Every now and then a completely ridiculous story makes the local, and sometimes national newspapers, concerning 'big cat' sightings. The latest, pertaining to Kent, comes from the Daily Star newspaper of Saturday January 15th 2011, under the headline, 'Panther alert at A-plant'. Now, as we all know, newspapers aren't exactly the most knowledgeable sources when it comes to facts, but the following story simply makes a complete mockery of the so-called 'big cat' mystery.
The report read: 'Up to 13 black panthers are living near a UK nuclear power station. The big cats are blamed for a spate of attacks on sheep on Romney Marsh near the Dungeness atomic planet.'
The first sentence alone is enough to send serious researchers cringing back to their homes, but it gets worse, the Daily Star adds, 'Wildlife expert Dave Riches has seen panthers on the Kent marsh several times and believes there are up to 13. Farmers have found dead sheep up trees where panthers eat, Dave added: "There are big claw marks on the trees."
There are so many things wrong with this report, but I guess we could expect such inaccuracy and drama from a tabloid, but for any researcher, serious, or otherwise to state, or even be included in a statement which claims there are "13 panthers" on Romney Marsh, needs their head examined. Many people state that Romney Marsh is a vast area - in Kent it may be considered so, but it's not the wilds of Africa. Whilst there have, in the past, been sightings of black leopard, puma and lynx around the area, there are NOT "13" 'panthers' inhabiting it. A large cat such as a black leopard (or what newspapers are keen to call 'panthers') has a vast territory, an animal, mainly hunting at night could comb an area of some fifty to one-hundred square miles. When a solitary male and female meet they can produce up to four cubs. However, there is NO evidence whatsoever to suggest that "13" leopards are roaming an area which simply could NOT harbour them. The marsh is very open, at times desolate, !13" black leopards would stick out like a sore thumb and certainly be a danger to the public and sheep would be killed at an alarming, and not an infrequent rate. A leopard does not have a fixed den but will roam an area searching for food. The marsh provides ample enough food for one or two of these animals. If a female produces cubs they will stay with the mother for around eighteen-months and then make their own way in life in their own territory. Surrounding areas such as Ashford, Canterbury, Dover, Deal, could also provide enough habitat and prey, but again, for a small pocket of animals, and not "13" 'panthers.
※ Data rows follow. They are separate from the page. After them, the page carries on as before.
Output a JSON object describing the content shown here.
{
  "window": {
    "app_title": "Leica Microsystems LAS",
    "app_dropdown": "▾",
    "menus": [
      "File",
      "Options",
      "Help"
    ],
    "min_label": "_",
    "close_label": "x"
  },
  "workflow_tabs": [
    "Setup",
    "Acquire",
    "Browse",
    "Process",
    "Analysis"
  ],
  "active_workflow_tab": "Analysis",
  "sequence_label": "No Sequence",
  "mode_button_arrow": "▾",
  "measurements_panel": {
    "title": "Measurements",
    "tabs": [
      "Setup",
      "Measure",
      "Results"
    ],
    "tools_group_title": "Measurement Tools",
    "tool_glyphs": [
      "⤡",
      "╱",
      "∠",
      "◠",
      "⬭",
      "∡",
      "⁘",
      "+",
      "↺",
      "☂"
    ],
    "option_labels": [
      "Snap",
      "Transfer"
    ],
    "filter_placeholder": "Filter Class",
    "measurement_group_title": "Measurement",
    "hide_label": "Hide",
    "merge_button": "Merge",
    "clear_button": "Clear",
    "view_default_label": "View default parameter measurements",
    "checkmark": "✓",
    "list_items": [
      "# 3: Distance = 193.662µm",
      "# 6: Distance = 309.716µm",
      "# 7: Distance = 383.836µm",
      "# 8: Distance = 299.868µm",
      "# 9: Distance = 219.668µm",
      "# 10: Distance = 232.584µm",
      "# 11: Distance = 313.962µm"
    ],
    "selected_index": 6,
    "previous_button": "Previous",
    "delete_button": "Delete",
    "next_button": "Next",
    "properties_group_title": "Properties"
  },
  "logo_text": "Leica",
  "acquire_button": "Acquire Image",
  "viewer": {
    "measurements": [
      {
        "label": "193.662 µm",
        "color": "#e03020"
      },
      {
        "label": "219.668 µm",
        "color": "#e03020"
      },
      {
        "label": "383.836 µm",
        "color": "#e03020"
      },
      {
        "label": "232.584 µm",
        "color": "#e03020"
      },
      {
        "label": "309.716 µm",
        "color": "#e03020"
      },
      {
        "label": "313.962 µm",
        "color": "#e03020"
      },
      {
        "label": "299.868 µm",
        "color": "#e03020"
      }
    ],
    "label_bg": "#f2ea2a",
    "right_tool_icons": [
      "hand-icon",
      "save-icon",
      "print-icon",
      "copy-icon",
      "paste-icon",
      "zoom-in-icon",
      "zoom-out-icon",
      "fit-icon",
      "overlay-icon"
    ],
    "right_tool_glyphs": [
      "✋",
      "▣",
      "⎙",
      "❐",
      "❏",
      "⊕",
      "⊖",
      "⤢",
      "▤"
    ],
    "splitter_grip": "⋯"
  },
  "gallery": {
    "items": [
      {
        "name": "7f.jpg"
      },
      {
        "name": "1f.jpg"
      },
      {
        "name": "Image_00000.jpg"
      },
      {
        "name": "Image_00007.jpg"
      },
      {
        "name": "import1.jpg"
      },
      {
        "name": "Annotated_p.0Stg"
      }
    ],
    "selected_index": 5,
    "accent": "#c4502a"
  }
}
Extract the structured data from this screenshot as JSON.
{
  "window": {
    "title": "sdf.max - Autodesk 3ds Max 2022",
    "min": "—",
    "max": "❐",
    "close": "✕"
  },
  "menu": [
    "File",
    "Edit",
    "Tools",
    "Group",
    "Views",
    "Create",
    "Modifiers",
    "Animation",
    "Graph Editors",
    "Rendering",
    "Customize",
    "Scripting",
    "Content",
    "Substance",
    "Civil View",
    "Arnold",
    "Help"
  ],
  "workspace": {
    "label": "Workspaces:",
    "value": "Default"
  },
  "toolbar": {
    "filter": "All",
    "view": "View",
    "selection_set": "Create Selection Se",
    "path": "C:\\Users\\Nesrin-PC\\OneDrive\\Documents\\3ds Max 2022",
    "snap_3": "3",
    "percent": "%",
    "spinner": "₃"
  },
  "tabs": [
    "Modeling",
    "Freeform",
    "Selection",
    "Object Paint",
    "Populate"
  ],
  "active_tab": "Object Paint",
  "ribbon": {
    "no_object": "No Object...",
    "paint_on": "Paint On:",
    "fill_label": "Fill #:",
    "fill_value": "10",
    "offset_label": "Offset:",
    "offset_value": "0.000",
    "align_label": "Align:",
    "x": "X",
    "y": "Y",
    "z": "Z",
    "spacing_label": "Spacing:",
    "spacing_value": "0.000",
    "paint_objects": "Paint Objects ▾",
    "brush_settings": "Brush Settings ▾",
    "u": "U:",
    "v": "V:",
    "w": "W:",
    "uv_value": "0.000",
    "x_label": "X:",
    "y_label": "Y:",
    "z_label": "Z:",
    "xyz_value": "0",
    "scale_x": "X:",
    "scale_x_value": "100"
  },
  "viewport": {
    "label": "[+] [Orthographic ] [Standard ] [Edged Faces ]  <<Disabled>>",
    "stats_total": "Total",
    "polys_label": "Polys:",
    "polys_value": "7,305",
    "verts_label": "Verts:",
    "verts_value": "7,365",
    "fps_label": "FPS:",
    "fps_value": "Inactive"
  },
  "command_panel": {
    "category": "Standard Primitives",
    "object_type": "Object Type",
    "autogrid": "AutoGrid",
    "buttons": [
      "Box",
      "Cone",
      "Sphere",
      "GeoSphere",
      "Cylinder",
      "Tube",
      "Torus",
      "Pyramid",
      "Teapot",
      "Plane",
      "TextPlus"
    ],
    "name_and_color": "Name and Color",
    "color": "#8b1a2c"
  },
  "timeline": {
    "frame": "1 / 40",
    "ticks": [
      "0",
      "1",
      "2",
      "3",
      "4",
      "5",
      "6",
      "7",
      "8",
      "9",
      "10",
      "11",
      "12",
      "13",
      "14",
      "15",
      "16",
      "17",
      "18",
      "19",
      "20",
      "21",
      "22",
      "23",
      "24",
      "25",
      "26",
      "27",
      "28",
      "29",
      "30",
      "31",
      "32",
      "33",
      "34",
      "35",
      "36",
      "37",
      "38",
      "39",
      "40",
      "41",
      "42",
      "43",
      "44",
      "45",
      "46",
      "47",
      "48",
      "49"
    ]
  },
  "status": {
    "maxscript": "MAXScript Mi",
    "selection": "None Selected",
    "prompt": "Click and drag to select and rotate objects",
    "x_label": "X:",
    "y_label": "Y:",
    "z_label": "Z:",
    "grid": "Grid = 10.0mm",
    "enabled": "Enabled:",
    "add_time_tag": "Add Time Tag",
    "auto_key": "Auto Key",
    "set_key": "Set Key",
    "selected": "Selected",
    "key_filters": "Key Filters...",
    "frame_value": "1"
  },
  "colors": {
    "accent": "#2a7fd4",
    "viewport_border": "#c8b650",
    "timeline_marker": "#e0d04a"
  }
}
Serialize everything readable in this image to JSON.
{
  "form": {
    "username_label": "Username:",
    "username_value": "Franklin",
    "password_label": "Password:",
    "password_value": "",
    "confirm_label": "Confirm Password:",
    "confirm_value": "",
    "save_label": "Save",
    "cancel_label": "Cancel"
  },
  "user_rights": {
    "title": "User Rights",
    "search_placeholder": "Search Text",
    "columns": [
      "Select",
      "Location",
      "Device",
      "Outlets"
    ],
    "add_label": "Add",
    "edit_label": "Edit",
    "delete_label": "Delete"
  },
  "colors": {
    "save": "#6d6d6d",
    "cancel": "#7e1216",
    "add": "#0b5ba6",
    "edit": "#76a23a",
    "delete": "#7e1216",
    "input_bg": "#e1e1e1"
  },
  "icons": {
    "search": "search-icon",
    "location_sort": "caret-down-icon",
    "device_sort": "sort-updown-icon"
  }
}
It's no wonder there is scepticism towards the existence of such animals when silly headlines and statements constantly filter through to the press. Usually we are used to the 'beast of...' type tags, but for a wildlife 'expert' to claim there are "13" panthers roaming one specific area of Kent is beyond the realms of madness. It's more than likely the area may become besieged with hunters, and once again the study of such animals is made a mockery of.